This place is trying to run a drive-thru window too?
I sit down at a table and finish my root beer. I don’t think refills are included but I don’t care. I get up and refill my drink as Doc paces at the counter. I hear the wrong order woman tell him that she had waited in the drive thru line to get the wrong order for 45 minutes. She had wanted to leave, but the way the drive thru is constructed she had been trapped between two other cars and a side barrier and couldn’t get out.
A second girl we have never seen before appears from behind the wall. It’s the first worker we’ve seen in several minutes. Doc immediately asks when our cheeseburger and mushroom swiss burger will be done. The wrong order drive-thru woman looks surprised and says that that was the order she had returned.
When I hear that, I jump in. “Can we just get a refund?” I ask girl #2 as I think of all the precious sightseeing time being squandered.
She disappears behind the wall. A minute later she comes back and says that her manager needs our receipt.
Manager? This place has a MANAGER?
Getting a refund is the fastest thing that happens since we’d walked in. We get our cash back and RUN out the door.
The only other place we find in town is a Subway but the parking lot is full and we expect that it will be very busy. We opt to drive back into the park where we find a picnic area and break into our grocery bags. We eat peanut butter and jelly sandwiches, apples, and canned cheese on crackers as we watch a herd of buffalo grazing in a meadow.

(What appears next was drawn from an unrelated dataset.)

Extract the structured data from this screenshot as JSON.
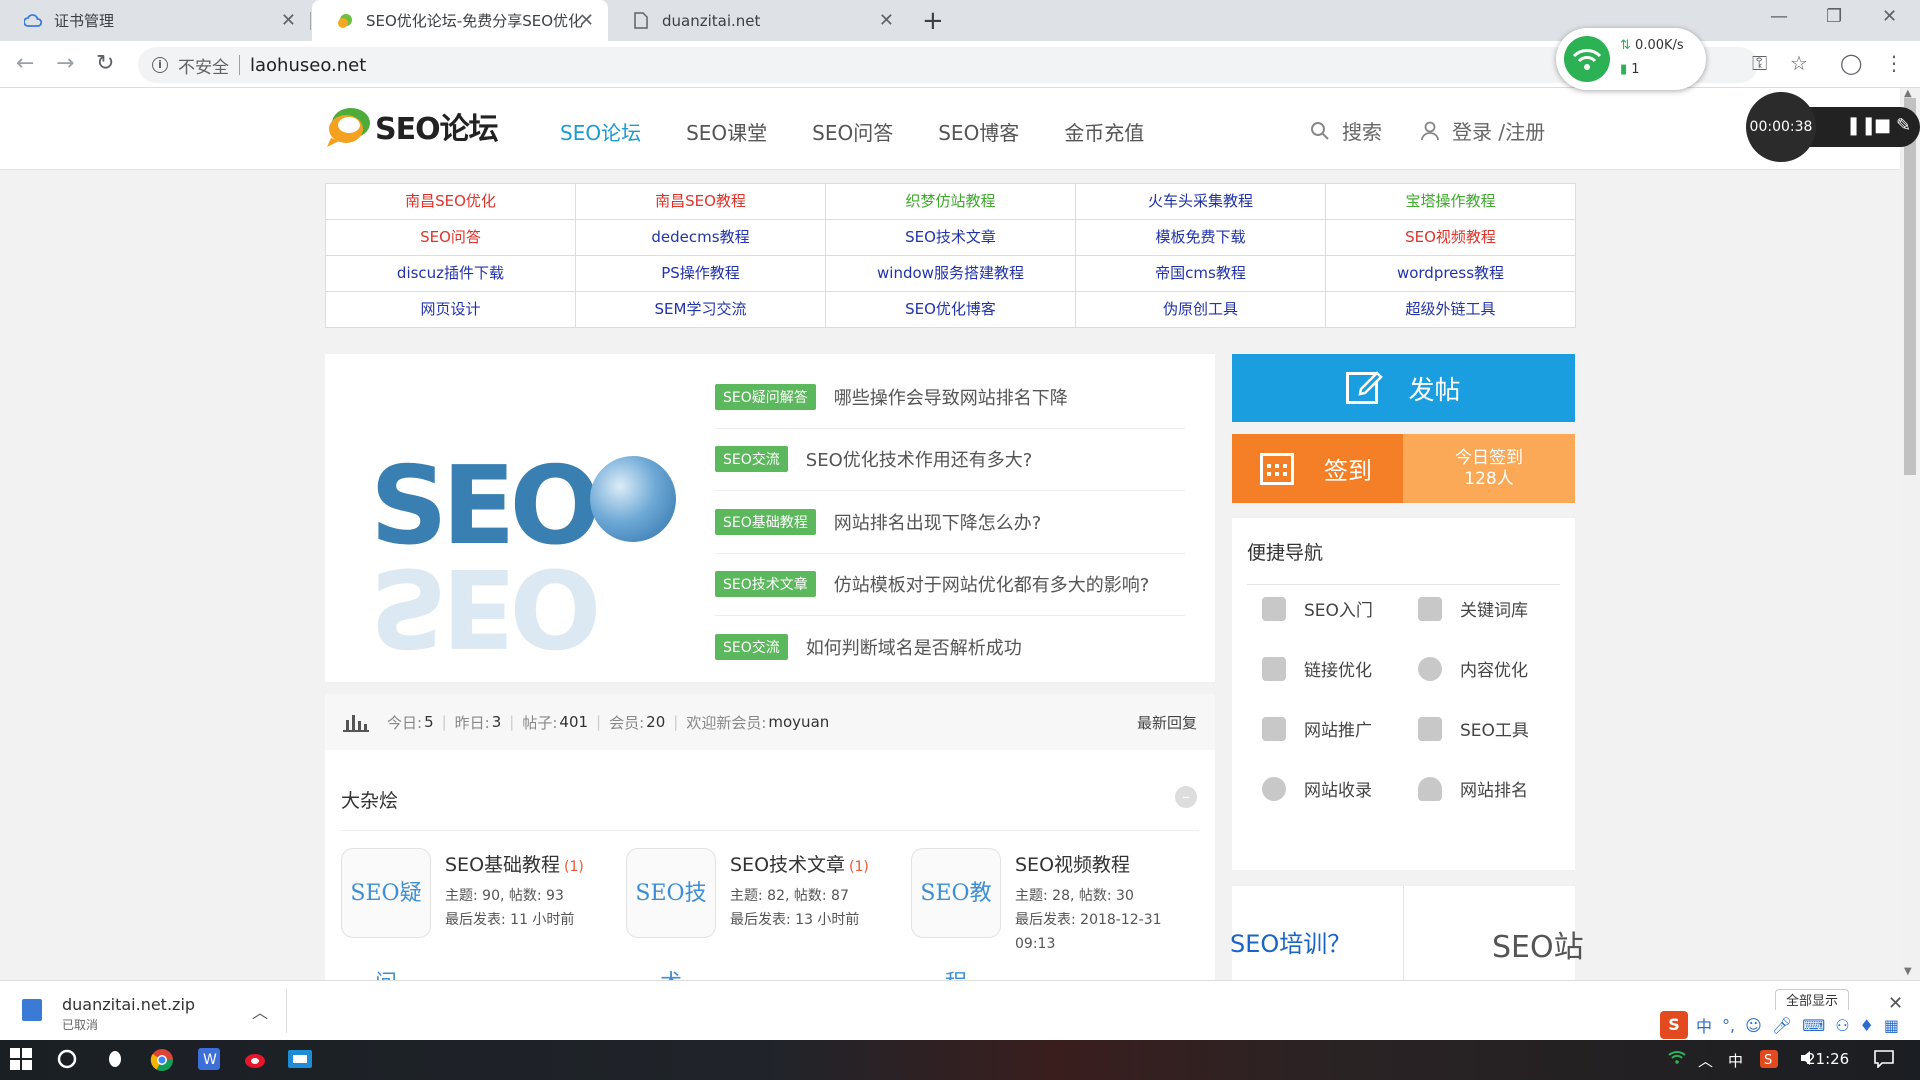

Starvation averted, we get back to our tour of Wildlife Loop Road. We see one animal after another ̶ buffalo, antelope grazing at the side of the road, prairie dog moms watching over little ones that romp and play from hole to hole. They stand on their back legs and watch the watchers watching them. Every few seconds one of them jumps up, making a high-pitched squeak. They scurry and dig and are so cute that I could watch them all afternoon.
Back on the Wildlife Loop Drive we stop along the side of the road to watch some people feeding Cheetos to three burros. Cheetos? Really? If you don’t have anything more nutritious than Cheetos in your car, please leave the rule-breaking, animal feeding to someone else.
All of a sudden a huge burro head appears out of nowhere in the window beside me. He sticks his giant burro nose against my window. I lower the window halfway and give him the rest of my apple that is leftover from lunch. He chews it up and then rubs slobber all over my window, trying to get in for more. A burro head pops up in John’s window as well. Obviously, they know where the good lunch is at.
We stop at a park office and John talks to the Ranger for a while about football. I browse the tiny gift shop and buy a hand-painted tote bag with an image of a buffalo painted on. I like the bag so much that I don’t regret having forgotten to pack a tote in my suitcase. I spot a map on the information desk. I asked the Ranger about what appears to be a shortcut over to the highway that leads to our hotel. The Ranger tells me that it’s a dirt road, but it’s in good shape.
Back in the car we take a chance on the little-traveled dirt road. All of the park’s dirt roads look to be well-maintained and, indeed, this is the smoothest dirt road I’ve ever traveled. There is no other traffic and we find ourselves totally alone in this spectacular natural environment. The road leads over a hill, and as we crest the top, a valley opens before us and it is filled with the largest herd of buffalo we’ve seen yet. We stop to watch mothers nursing their young and young bulls playfully charging one another, practicing for the day they’ll be old enough to compete for a mate.
The dirt road leads us to highway and town of of Hot Springs, another Best Western, and a prime rib dinner at a place that is located next door to a mammoth dig site. The name of the restaurant is “Woolly’s.”